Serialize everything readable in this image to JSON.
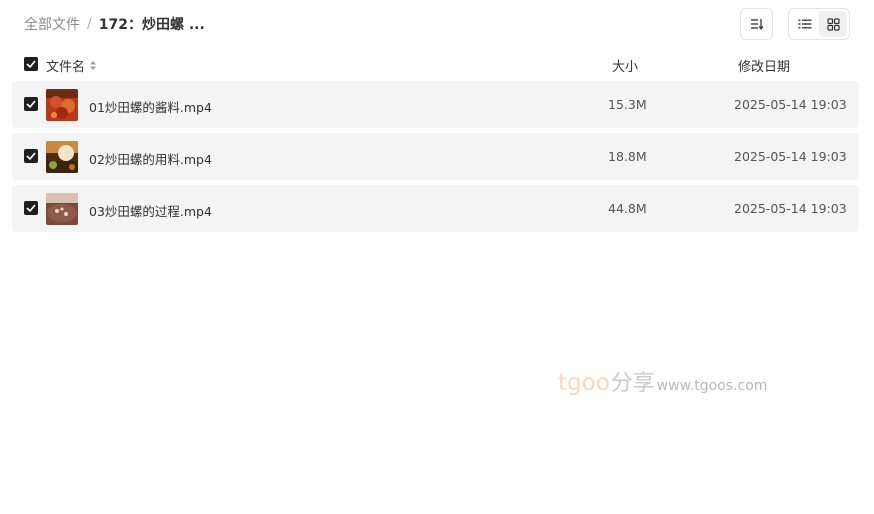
{
  "breadcrumb": {
    "root": "全部文件",
    "separator": "/",
    "current": "172：炒田螺 ..."
  },
  "toolbar": {
    "sort_icon": "sort-icon",
    "list_view_icon": "list-view-icon",
    "grid_view_icon": "grid-view-icon"
  },
  "columns": {
    "name": "文件名",
    "size": "大小",
    "modified": "修改日期"
  },
  "files": [
    {
      "name": "01炒田螺的酱料.mp4",
      "size": "15.3M",
      "modified": "2025-05-14 19:03",
      "checked": true
    },
    {
      "name": "02炒田螺的用料.mp4",
      "size": "18.8M",
      "modified": "2025-05-14 19:03",
      "checked": true
    },
    {
      "name": "03炒田螺的过程.mp4",
      "size": "44.8M",
      "modified": "2025-05-14 19:03",
      "checked": true
    }
  ],
  "watermark": {
    "brand": "tgoo",
    "share": "分享",
    "url": "www.tgoos.com"
  },
  "colors": {
    "row_bg": "#f4f4f4",
    "checkbox": "#1f1f1f",
    "watermark_brand": "#fad9b6"
  }
}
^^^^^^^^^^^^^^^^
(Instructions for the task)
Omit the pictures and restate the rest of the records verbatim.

(Answer to the exercise)
Serialize everything readable in this image to JSON.
{
  "breadcrumb": {
    "root": "全部文件",
    "separator": "/",
    "current": "172：炒田螺 ..."
  },
  "toolbar": {
    "sort_icon": "sort-icon",
    "list_view_icon": "list-view-icon",
    "grid_view_icon": "grid-view-icon"
  },
  "columns": {
    "name": "文件名",
    "size": "大小",
    "modified": "修改日期"
  },
  "files": [
    {
      "name": "01炒田螺的酱料.mp4",
      "size": "15.3M",
      "modified": "2025-05-14 19:03",
      "checked": true
    },
    {
      "name": "02炒田螺的用料.mp4",
      "size": "18.8M",
      "modified": "2025-05-14 19:03",
      "checked": true
    },
    {
      "name": "03炒田螺的过程.mp4",
      "size": "44.8M",
      "modified": "2025-05-14 19:03",
      "checked": true
    }
  ],
  "watermark": {
    "brand": "tgoo",
    "share": "分享",
    "url": "www.tgoos.com"
  },
  "colors": {
    "row_bg": "#f4f4f4",
    "checkbox": "#1f1f1f",
    "watermark_brand": "#fad9b6"
  }
}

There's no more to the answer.